In the same way I am enthralled with "Judy" of Twin Peaks, I am equally as enthralled with Rebekah; the leading lady of whom we never actually hear from, but is talked about so incessantly; she somehow dictates everything and nothing at the same time- powerful, yet unbelievably powerless. Rebekah Harkness was a real person- a composer and artist who founded the Harkness ballet. She is also the former owner of Taylor Swift's Rhode Island home. She blew all her money on the boys and the ballet. She flew in her bitch pack friends from the city. She had parties and pools filled with champagne. She mused over boys, got her heart broken, and broke quite a few along the way. She had a marvelous time ruining everything. The irony of living in Rebekah's home was definitely not lost on Taylor, as she navigated her way through "folklore" paralleling the similarities between Rebekah and herself.
The standout tracks, for me, are found in the love triangle aspect of the album. From The Last Great American Dynasty, to Cardigan, to August, to Illicit Affairs, to Betty, it's a fun game placing which character sings each song. Found within these different voices, however, are inherently "Swiftian" motifs.
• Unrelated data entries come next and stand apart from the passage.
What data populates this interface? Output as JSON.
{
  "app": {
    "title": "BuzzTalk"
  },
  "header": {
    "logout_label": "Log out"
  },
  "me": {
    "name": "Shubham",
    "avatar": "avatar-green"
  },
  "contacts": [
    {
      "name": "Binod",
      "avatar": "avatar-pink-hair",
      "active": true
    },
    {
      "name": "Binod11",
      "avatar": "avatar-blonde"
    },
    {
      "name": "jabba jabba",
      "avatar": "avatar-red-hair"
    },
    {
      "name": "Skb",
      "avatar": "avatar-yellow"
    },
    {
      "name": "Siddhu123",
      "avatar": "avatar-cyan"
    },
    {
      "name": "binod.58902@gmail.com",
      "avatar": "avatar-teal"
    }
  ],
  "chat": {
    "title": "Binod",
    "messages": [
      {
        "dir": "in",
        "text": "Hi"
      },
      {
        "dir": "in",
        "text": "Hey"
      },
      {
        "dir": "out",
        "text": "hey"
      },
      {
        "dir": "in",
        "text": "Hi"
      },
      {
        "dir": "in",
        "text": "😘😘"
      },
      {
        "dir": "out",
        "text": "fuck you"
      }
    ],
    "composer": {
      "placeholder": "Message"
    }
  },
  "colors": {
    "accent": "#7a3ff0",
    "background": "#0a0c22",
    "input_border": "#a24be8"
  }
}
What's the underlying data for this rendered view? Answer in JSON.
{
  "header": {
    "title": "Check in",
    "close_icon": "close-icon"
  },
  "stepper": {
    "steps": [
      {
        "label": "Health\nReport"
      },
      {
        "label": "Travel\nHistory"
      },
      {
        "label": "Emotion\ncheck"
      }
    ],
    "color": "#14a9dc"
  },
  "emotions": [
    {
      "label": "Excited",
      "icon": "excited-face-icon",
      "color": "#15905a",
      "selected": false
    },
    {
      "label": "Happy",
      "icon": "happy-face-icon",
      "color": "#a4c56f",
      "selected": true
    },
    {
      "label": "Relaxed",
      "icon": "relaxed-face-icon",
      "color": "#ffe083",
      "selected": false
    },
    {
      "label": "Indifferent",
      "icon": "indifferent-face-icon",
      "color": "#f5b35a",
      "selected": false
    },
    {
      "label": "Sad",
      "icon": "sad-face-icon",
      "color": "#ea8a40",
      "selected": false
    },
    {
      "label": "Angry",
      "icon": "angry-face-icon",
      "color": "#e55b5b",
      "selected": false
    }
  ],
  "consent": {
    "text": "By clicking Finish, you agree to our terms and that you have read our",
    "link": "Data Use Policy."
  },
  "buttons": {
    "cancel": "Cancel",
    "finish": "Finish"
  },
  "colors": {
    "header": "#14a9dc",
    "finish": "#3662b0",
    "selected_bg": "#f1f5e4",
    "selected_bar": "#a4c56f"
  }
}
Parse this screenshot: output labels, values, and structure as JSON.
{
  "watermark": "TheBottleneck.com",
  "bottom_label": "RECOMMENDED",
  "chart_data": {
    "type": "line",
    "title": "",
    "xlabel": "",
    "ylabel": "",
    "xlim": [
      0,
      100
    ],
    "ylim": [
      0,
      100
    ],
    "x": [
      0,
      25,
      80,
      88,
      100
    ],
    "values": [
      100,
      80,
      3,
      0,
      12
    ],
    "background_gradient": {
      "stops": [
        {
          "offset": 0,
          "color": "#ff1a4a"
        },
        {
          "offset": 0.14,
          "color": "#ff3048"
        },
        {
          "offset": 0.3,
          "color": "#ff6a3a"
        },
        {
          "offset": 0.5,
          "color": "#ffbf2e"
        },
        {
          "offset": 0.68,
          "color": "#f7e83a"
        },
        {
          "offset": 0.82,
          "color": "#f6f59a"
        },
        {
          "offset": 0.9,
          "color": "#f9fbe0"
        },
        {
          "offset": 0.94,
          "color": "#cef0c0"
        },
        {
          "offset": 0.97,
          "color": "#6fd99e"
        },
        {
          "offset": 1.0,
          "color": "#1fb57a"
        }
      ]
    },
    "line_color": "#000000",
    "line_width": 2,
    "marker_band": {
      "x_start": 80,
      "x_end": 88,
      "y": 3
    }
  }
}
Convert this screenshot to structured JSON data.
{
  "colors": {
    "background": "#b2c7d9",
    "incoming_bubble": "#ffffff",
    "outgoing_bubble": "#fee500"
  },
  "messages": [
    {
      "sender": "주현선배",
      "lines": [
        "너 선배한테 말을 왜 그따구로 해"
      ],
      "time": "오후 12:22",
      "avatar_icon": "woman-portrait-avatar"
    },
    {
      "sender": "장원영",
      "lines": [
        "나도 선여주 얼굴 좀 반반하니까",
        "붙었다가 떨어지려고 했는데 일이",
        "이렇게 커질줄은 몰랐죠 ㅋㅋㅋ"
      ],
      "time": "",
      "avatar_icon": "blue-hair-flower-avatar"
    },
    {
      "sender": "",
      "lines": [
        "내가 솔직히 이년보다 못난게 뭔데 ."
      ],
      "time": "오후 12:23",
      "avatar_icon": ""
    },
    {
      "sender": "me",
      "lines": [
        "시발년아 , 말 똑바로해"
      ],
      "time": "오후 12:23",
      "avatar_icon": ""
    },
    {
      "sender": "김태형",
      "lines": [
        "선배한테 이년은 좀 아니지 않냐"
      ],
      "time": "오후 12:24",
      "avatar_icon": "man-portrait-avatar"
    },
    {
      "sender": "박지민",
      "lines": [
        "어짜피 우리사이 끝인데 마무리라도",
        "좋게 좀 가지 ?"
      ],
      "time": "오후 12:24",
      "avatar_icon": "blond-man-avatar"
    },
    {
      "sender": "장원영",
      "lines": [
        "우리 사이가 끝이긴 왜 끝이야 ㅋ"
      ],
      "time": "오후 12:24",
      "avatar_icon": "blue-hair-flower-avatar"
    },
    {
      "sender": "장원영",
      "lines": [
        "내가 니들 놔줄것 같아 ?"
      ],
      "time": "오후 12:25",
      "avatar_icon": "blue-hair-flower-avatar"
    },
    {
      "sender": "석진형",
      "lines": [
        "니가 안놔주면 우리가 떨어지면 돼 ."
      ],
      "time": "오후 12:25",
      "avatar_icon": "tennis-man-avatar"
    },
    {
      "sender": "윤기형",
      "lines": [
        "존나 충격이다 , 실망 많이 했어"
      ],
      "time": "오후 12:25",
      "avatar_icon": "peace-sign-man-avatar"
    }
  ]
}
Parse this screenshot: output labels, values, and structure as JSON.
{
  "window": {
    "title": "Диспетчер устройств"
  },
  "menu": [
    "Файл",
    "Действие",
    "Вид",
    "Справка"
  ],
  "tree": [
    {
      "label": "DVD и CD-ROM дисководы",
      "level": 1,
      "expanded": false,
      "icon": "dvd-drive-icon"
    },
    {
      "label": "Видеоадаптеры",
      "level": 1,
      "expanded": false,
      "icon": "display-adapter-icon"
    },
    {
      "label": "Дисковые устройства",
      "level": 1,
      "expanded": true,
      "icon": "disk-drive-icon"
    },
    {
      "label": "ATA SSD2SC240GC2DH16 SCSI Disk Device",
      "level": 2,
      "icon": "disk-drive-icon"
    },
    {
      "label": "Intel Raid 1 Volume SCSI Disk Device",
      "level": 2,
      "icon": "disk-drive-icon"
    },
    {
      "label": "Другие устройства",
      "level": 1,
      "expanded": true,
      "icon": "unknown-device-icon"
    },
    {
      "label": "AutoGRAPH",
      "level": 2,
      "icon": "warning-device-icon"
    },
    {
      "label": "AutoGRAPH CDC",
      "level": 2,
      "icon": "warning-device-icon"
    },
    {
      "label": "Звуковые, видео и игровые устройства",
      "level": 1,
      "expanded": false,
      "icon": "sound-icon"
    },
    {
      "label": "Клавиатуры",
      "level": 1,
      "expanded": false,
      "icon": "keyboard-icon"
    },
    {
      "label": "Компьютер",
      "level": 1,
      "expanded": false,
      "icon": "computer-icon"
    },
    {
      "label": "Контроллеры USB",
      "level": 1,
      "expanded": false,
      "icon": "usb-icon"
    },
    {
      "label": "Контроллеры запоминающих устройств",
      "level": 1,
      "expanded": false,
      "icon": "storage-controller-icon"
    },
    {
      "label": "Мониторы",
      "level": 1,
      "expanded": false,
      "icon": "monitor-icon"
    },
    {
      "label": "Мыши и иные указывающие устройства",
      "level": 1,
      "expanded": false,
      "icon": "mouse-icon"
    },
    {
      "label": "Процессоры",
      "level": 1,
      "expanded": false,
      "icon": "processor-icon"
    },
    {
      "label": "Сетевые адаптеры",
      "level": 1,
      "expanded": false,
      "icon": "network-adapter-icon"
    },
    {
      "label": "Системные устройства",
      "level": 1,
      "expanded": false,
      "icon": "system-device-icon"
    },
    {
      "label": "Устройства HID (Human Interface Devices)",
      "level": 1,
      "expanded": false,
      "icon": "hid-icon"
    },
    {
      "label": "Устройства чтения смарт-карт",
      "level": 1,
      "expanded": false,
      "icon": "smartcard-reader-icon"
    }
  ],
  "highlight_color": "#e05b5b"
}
She calls back to "bad was the blood of the song in the car", she muses over the "garden", "shades of blue" and that ever-lasting Taylor Swift cry of "I remember". The recycling of these themes, I believe, are one of the most important aspects to the album. In the same way that I might reference Taylor Swift lyrics to mirror my own experience, Taylor uses her own motifs to mirror her character's experiences. Every character is interconnected in a beautifully dark way- exploiting each other's pain and heartbreak for the sake of art.
I find it funny how many fans and publications assumed this was a breakup album. You can tell who hears the words in music and who actually listens to them. There's not a right or wrong way to do it, it's just more fun to actually listen. Of course, a story is about a specific experience, but the beautiful complexities are what happen in between (the devil is in the details, after all)- the fairytale-esque regurgitation of a story in which multiple people write different endings. Every story comes from a real place, but the final product of the song is not necessarily the historical experience- it's simply folklore.
Written by Anthony Lario
Contributions from Dominic Lario, Morgan La Motta, and Alexandra Hernandez